New data collated from across Europe for the European Red List of Birds (BirdLife International 2015) indicate that the species has declined significantly in recent years, and that this decline is ongoing. A combination of official data reported by 27 EU Member States to the European Commission under Article 12 of the EU Birds Directive and comparable data from other European countries, provided by BirdLife Partners and other leading national ornithologists, suggests that the European breeding population has declined overall by 30–35% over the last three generations (15.9 years, based on a generation length estimated by BirdLife to be 5.3 years). This corresponds well with the declining trend reported by PECBMS (the Pan-European Common Bird Monitoring Scheme). Consequently, the species is now classified as Vulnerable at European level (BirdLife International 2015).
Based on its distribution, Europe holds around 50% of the global breeding range, with the remainder in Central Asia, the Middle East and North Africa. The formerly large population in European Russia has crashed by >80% since 2000 and by >90% since 1980 (BirdLife International 2015), so at least some decline east of the Urals also seems likely. Declines have also been reported from parts of E and SE Kazakhstan, e.g. in the Manrak Mountains, where it was previously common, the species is now rare or even absent (Wassink & Oreel 2008). Little or no information is available about the species’ population status or trends in other parts of its global range, but if it is declining overall at a similar rate to what has been observed in Europe, then it may qualify for uplisting to Near Threatened or even Vulnerable under criterion A.
Comments on this proposal are welcome, along with any data regarding the recent trend of its breeding population in Central Asia, the Middle East and North Africa, and of its wintering population in the Sahel, along with any additional information about the threats currently affecting this species across its range.

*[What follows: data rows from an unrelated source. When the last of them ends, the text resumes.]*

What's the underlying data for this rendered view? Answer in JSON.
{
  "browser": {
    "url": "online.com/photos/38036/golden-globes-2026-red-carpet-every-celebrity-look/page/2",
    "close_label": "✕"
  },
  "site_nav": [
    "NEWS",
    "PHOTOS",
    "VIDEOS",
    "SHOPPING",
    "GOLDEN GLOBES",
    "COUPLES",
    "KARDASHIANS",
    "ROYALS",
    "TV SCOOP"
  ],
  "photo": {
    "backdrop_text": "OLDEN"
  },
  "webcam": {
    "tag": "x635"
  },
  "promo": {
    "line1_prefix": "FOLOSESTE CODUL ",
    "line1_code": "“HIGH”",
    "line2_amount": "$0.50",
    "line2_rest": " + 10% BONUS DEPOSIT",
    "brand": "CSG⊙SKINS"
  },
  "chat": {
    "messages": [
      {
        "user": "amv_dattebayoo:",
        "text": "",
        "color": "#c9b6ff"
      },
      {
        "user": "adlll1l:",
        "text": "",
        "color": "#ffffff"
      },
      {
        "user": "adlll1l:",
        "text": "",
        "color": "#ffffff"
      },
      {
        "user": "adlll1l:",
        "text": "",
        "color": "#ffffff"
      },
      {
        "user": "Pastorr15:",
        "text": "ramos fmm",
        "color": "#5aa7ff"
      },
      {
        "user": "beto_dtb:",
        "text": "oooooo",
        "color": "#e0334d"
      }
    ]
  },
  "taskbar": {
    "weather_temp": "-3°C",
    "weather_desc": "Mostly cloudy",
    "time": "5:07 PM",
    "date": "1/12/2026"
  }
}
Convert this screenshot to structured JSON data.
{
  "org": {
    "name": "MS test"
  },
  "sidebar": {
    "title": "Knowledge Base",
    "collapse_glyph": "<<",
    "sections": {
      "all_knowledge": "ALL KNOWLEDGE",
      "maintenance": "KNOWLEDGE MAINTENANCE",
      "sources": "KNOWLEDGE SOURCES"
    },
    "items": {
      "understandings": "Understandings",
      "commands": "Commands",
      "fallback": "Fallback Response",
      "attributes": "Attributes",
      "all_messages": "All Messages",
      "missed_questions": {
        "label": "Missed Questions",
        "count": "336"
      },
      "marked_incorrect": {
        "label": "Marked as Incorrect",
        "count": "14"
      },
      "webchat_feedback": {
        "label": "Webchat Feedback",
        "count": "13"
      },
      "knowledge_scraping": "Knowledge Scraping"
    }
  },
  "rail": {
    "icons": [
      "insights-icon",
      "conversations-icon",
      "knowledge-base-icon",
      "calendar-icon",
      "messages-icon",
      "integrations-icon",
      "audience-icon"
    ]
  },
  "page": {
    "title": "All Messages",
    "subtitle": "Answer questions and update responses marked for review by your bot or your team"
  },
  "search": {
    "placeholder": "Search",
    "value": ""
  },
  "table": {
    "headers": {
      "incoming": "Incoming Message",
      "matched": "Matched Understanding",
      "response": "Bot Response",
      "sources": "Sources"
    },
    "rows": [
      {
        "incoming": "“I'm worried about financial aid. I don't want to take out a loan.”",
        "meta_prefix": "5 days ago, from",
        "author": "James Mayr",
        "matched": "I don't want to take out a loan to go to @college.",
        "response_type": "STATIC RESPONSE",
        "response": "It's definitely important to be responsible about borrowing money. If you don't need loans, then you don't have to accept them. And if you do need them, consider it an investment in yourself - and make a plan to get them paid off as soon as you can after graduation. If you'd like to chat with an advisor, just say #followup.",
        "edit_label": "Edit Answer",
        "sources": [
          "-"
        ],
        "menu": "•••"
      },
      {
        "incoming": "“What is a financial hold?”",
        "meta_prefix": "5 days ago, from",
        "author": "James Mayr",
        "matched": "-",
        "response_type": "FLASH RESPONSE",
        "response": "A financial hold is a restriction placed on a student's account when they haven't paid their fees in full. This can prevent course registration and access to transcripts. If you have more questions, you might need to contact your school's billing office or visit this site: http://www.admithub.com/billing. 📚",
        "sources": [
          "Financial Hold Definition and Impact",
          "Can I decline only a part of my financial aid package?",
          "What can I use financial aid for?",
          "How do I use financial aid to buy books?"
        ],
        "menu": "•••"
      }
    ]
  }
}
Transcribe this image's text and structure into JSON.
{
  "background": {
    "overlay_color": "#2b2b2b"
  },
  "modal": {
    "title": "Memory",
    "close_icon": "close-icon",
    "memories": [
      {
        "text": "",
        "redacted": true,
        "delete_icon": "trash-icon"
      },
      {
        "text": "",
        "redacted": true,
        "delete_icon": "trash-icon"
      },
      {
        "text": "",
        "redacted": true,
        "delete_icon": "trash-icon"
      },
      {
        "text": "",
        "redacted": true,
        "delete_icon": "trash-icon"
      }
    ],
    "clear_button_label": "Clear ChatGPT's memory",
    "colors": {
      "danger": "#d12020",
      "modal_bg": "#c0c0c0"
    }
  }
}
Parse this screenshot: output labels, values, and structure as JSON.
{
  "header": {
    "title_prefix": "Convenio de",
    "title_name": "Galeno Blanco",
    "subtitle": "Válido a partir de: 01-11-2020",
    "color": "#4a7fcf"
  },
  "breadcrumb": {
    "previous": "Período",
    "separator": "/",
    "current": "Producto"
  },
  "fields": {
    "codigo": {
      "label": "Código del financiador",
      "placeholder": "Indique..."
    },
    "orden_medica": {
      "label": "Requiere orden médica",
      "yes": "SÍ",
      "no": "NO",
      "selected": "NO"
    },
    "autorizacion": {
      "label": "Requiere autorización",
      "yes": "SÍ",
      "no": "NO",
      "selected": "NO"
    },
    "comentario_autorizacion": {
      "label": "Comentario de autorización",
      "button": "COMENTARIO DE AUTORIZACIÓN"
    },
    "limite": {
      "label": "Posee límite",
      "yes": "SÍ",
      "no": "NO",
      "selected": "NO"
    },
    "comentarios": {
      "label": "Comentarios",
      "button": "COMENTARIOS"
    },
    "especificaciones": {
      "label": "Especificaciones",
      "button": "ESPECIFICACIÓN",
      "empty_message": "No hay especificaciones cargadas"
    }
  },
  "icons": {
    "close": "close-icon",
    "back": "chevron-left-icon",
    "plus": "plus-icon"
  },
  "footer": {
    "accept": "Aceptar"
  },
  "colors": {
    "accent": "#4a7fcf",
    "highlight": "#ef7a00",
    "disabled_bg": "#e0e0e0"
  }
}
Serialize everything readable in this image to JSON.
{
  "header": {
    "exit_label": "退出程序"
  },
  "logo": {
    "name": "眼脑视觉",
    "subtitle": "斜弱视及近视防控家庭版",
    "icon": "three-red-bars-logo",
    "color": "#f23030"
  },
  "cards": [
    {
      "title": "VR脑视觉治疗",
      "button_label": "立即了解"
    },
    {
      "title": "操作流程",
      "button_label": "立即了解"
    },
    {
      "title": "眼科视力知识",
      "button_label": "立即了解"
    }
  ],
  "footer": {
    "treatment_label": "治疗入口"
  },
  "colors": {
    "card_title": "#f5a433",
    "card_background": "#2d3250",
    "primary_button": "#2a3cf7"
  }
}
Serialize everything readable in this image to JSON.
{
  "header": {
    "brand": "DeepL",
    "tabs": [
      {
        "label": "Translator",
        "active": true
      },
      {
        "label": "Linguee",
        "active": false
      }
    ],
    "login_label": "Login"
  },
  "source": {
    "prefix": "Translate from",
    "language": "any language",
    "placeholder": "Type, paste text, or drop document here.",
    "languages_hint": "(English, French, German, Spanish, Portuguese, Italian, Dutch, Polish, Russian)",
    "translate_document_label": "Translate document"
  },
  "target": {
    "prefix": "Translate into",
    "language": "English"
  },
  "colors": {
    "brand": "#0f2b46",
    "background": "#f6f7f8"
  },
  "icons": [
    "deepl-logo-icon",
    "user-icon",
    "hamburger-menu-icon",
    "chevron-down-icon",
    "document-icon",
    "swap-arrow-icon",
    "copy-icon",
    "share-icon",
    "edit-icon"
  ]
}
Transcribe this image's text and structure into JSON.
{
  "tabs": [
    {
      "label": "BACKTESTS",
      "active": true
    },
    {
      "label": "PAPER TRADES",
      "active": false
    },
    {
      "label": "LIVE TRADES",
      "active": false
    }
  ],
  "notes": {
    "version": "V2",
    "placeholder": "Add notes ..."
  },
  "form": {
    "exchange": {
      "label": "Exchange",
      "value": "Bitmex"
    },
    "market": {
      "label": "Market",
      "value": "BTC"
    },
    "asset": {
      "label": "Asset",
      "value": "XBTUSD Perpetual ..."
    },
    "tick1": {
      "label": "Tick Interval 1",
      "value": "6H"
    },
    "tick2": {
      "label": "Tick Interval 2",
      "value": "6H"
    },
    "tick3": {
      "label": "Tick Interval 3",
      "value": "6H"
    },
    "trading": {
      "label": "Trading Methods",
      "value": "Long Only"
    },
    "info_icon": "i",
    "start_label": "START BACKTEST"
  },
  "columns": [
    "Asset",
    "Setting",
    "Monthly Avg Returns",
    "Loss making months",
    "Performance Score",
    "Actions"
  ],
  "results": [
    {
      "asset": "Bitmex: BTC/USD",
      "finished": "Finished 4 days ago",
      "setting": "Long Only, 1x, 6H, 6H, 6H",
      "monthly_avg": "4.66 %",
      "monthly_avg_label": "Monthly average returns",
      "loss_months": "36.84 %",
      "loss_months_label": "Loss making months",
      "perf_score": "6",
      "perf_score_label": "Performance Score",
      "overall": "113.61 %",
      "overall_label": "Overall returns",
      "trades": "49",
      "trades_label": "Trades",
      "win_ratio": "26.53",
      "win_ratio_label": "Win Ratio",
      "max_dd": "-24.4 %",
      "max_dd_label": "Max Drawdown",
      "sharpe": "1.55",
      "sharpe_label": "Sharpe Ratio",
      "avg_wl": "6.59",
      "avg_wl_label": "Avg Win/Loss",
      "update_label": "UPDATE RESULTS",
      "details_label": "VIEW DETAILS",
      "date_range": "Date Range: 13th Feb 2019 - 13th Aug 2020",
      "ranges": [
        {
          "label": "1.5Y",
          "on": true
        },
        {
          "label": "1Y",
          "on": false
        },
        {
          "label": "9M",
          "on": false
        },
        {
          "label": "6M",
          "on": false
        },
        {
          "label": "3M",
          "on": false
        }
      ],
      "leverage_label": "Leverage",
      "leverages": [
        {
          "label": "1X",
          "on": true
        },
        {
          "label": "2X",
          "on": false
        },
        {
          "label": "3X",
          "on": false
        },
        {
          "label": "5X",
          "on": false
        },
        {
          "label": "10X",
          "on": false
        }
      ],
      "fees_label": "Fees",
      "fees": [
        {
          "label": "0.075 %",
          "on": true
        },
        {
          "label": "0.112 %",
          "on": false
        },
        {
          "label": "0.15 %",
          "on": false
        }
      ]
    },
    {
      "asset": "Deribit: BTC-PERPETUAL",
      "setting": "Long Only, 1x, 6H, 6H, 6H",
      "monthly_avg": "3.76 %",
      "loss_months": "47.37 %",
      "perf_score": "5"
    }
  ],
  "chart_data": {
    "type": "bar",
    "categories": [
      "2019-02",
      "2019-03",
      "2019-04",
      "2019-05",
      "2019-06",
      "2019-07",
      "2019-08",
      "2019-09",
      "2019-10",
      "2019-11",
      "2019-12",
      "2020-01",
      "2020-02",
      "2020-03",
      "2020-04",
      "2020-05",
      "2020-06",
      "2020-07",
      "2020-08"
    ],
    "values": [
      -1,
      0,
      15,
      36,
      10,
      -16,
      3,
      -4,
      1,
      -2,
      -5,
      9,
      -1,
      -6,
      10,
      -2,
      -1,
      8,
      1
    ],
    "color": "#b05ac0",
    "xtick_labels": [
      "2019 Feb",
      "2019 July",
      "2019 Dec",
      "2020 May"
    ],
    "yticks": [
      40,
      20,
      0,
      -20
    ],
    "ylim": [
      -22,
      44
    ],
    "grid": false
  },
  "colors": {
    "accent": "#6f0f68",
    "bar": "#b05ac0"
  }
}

BirdLife International (2015) European Red List of Birds. Luxembourg: Office for Official Publications of the European Communities. http://www.birdlife.org/datazone/info/euroredlist
Wassink, A. & Oreel, G.J. (2008) Birds of Kazakhstan: new and interesting data. Dutch Birding 30: 93-100.
The attached PDF shows the map from Kazakhstan referred to by Raffael Ayé in his post of 07 September – please see this for further details.